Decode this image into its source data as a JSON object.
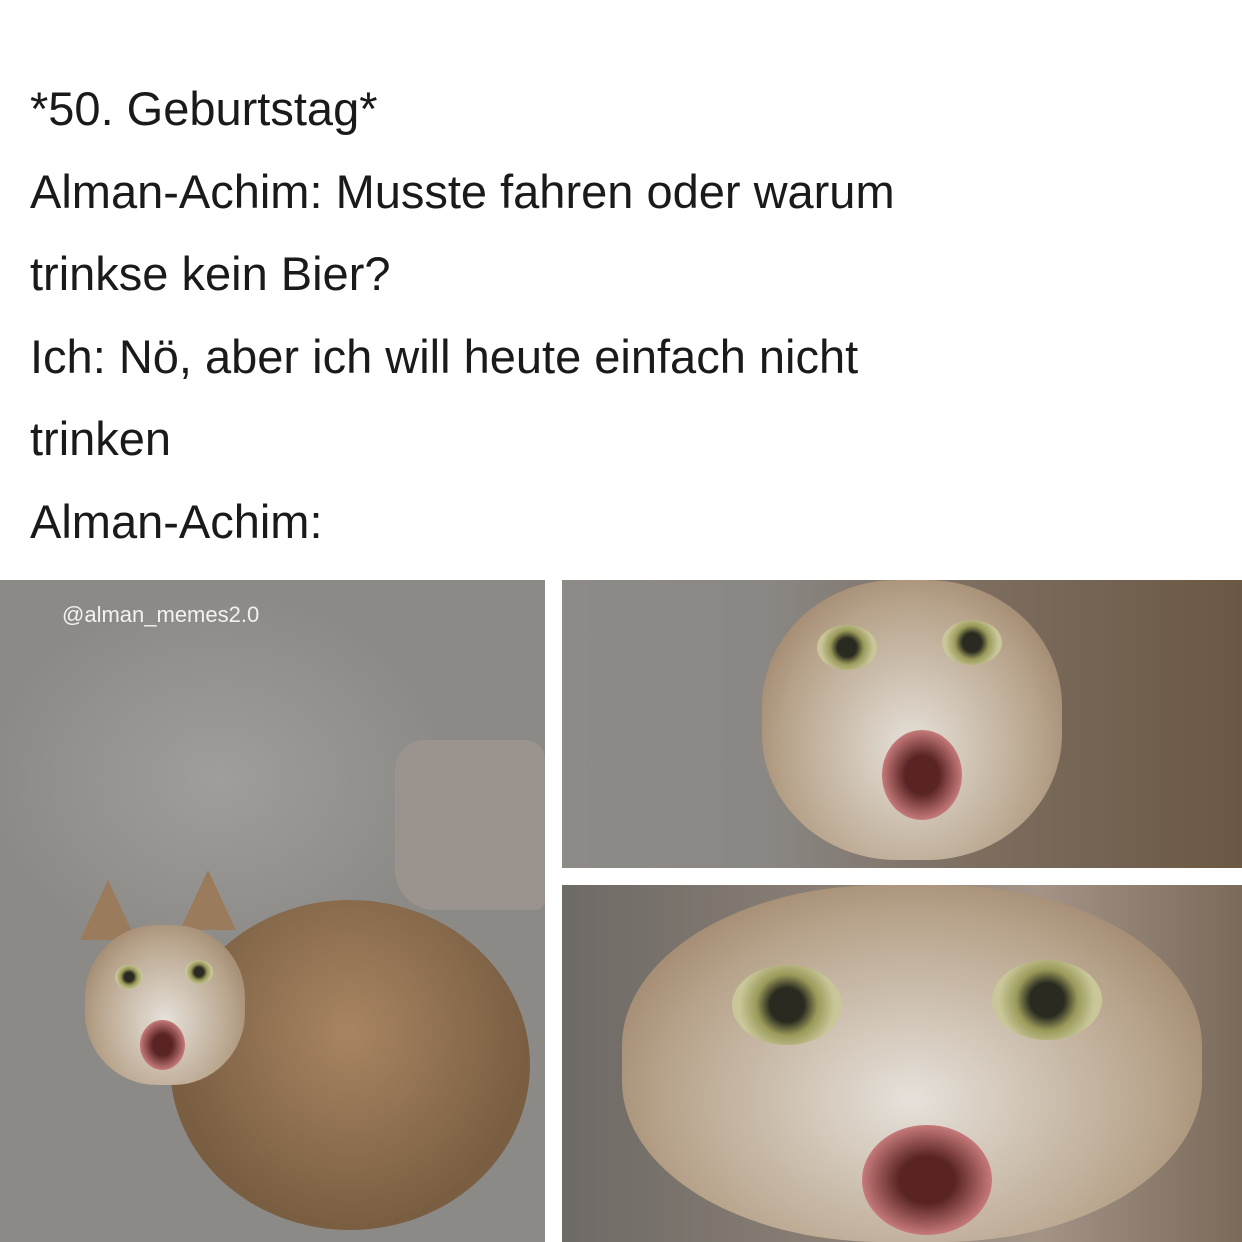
{
  "caption": {
    "lines": [
      "*50. Geburtstag*",
      "Alman-Achim: Musste fahren oder warum",
      "trinkse kein Bier?",
      "Ich: Nö, aber ich will heute einfach nicht",
      "trinken",
      "Alman-Achim:"
    ]
  },
  "watermark": "@alman_memes2.0"
}
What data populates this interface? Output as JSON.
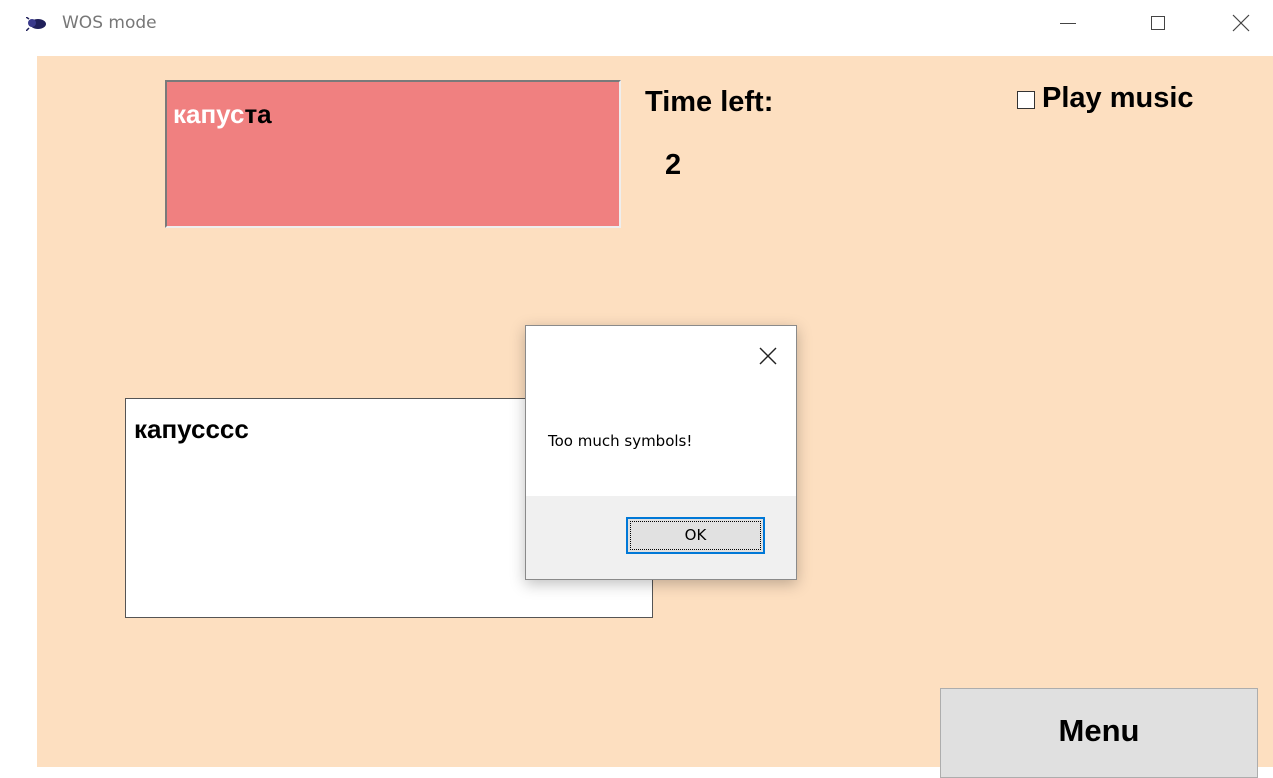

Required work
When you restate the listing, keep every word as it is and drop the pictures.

The answer
Decode this image into its source data as a JSON object.
{
  "caption": {
    "lines": [
      "*50. Geburtstag*",
      "Alman-Achim: Musste fahren oder warum",
      "trinkse kein Bier?",
      "Ich: Nö, aber ich will heute einfach nicht",
      "trinken",
      "Alman-Achim:"
    ]
  },
  "watermark": "@alman_memes2.0"
}
What data populates this interface? Output as JSON.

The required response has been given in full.